PROBLEM DESCRIPTION
Your answer should consist of every line in the records that holds "author".

WORKING DATA
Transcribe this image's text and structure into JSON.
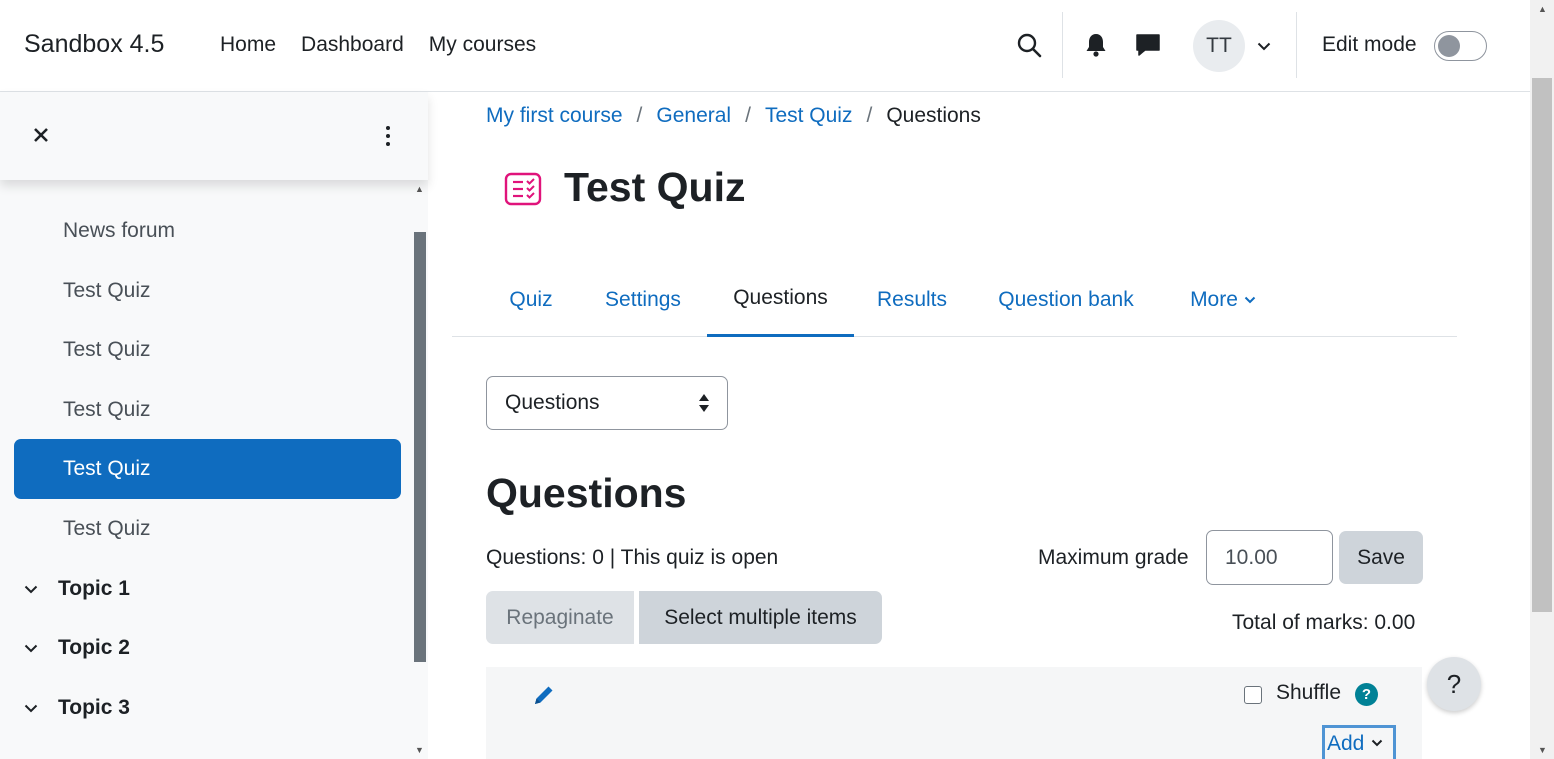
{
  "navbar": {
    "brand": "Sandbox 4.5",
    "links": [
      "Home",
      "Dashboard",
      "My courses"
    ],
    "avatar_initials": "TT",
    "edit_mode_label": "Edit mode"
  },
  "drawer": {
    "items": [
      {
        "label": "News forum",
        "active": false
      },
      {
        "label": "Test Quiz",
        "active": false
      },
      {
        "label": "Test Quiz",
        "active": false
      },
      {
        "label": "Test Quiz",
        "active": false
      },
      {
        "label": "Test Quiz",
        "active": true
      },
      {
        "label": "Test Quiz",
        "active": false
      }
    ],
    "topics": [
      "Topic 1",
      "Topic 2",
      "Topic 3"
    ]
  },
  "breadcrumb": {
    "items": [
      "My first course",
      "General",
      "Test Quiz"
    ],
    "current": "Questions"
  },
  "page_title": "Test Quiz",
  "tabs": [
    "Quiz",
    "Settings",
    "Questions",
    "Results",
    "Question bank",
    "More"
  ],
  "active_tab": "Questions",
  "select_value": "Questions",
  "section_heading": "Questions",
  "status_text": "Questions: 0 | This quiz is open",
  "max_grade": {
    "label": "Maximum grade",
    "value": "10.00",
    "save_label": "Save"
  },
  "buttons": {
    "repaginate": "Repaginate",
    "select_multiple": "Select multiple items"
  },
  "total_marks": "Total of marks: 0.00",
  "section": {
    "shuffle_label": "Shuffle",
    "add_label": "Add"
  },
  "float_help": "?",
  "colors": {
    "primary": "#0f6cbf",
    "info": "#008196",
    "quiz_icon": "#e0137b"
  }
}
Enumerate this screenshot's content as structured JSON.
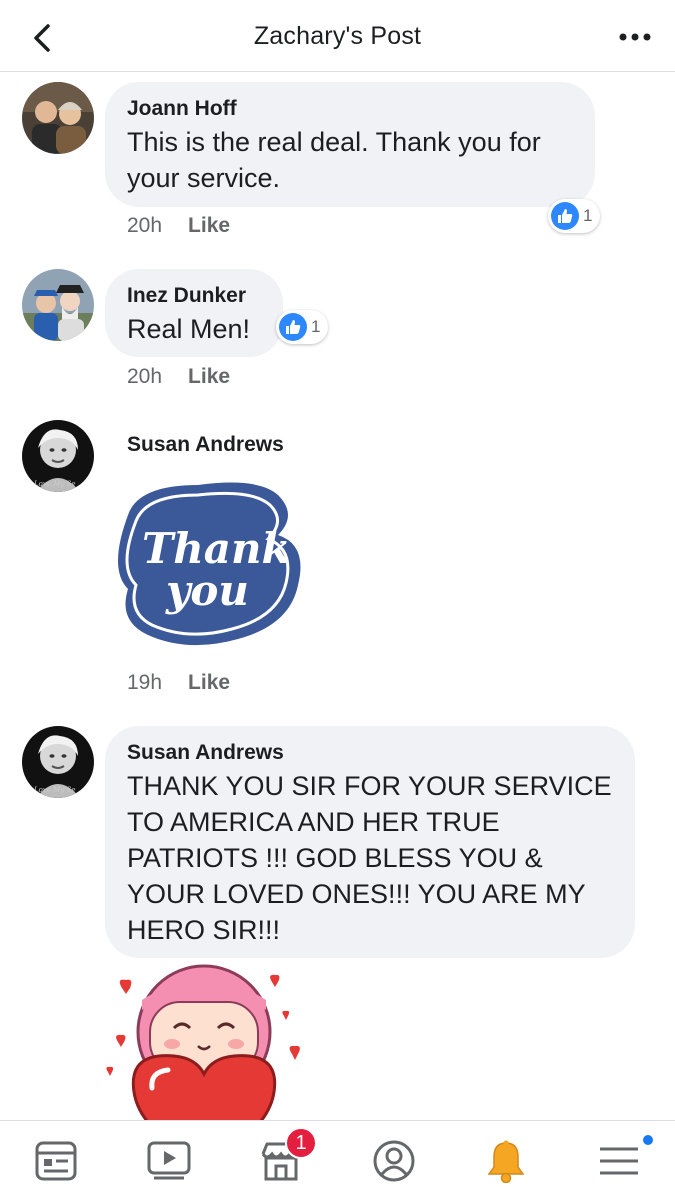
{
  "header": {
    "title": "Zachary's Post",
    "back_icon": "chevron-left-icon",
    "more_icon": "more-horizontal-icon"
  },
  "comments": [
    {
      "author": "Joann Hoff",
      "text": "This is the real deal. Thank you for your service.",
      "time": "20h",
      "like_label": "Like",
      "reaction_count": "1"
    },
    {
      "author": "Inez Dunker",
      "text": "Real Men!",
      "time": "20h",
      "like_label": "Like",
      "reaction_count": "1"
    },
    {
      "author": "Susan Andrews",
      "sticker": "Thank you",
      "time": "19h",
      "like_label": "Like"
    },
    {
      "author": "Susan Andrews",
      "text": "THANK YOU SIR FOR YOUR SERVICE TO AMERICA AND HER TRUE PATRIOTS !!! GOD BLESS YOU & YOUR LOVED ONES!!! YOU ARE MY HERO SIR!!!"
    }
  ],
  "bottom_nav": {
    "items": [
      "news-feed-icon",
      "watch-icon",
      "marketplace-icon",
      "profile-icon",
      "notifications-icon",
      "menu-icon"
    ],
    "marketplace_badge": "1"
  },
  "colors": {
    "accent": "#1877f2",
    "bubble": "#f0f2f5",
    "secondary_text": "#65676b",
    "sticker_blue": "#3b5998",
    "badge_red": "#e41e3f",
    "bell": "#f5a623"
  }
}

ANSWER BELOW
      "author": "Joann Hoff",
      "author": "Inez Dunker",
      "author": "Susan Andrews",
      "author": "Susan Andrews",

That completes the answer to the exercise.